Each line of the data below that holds the word "heading" is to be reported in full.

<<<<

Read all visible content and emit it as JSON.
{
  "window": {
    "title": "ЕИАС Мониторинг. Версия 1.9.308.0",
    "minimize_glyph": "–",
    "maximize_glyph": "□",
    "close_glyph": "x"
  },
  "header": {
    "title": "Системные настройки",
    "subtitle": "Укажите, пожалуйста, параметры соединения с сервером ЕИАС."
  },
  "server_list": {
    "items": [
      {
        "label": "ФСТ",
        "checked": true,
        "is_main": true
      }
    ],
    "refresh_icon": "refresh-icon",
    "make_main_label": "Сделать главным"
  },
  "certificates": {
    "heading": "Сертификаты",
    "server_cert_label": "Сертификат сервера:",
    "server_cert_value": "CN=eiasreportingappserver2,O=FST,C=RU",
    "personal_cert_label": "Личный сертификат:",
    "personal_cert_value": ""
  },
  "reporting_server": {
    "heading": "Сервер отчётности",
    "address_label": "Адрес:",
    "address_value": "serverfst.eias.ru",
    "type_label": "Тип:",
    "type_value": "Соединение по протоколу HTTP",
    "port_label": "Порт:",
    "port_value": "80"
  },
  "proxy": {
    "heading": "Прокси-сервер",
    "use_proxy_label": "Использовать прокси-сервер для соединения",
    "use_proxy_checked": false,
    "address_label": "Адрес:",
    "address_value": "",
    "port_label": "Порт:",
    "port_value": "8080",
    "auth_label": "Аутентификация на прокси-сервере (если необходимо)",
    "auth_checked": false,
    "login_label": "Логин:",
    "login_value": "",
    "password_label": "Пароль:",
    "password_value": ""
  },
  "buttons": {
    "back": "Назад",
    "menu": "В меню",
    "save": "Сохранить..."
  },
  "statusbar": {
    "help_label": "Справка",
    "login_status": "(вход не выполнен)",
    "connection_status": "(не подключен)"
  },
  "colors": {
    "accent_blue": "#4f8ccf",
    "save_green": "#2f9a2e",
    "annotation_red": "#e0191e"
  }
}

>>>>
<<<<

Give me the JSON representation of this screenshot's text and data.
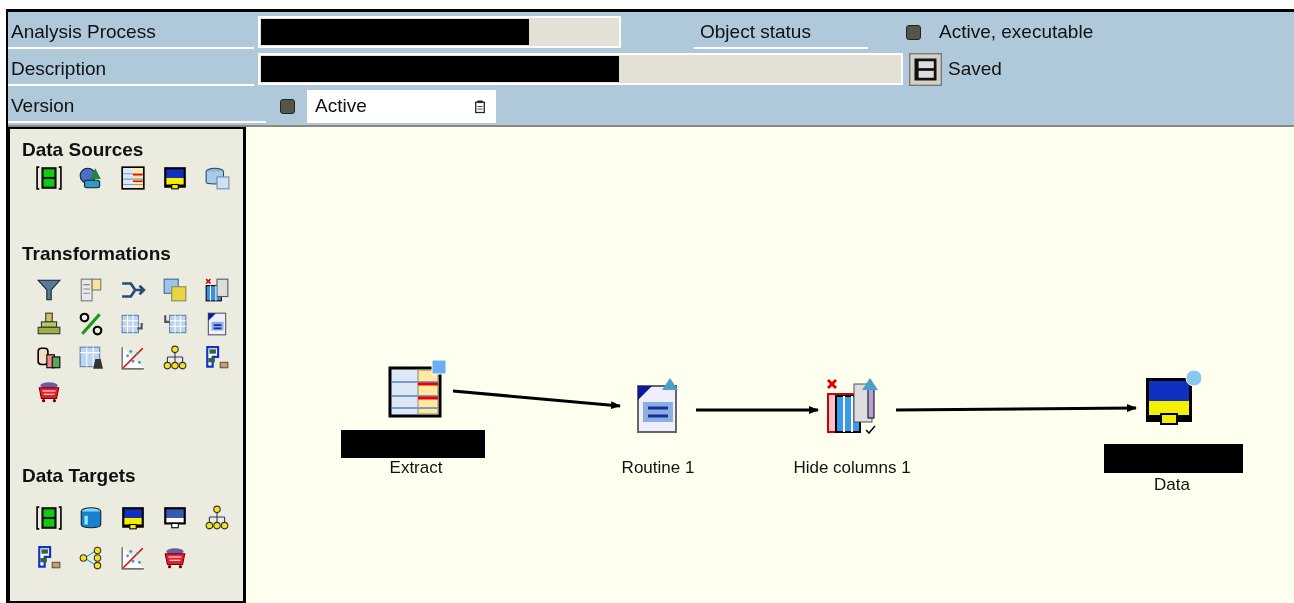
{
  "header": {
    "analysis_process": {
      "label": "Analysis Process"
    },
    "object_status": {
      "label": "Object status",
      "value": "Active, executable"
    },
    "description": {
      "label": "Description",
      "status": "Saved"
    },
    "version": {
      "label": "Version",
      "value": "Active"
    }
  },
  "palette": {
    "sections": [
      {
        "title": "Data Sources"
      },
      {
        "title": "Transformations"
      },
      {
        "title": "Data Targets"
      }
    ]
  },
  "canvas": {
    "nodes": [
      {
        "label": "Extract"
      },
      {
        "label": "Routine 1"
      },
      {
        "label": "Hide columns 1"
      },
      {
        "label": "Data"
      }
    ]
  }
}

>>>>

__SOLUTION__.
    "heading": "Сертификаты",
    "heading": "Сервер отчётности",
    "heading": "Прокси-сервер",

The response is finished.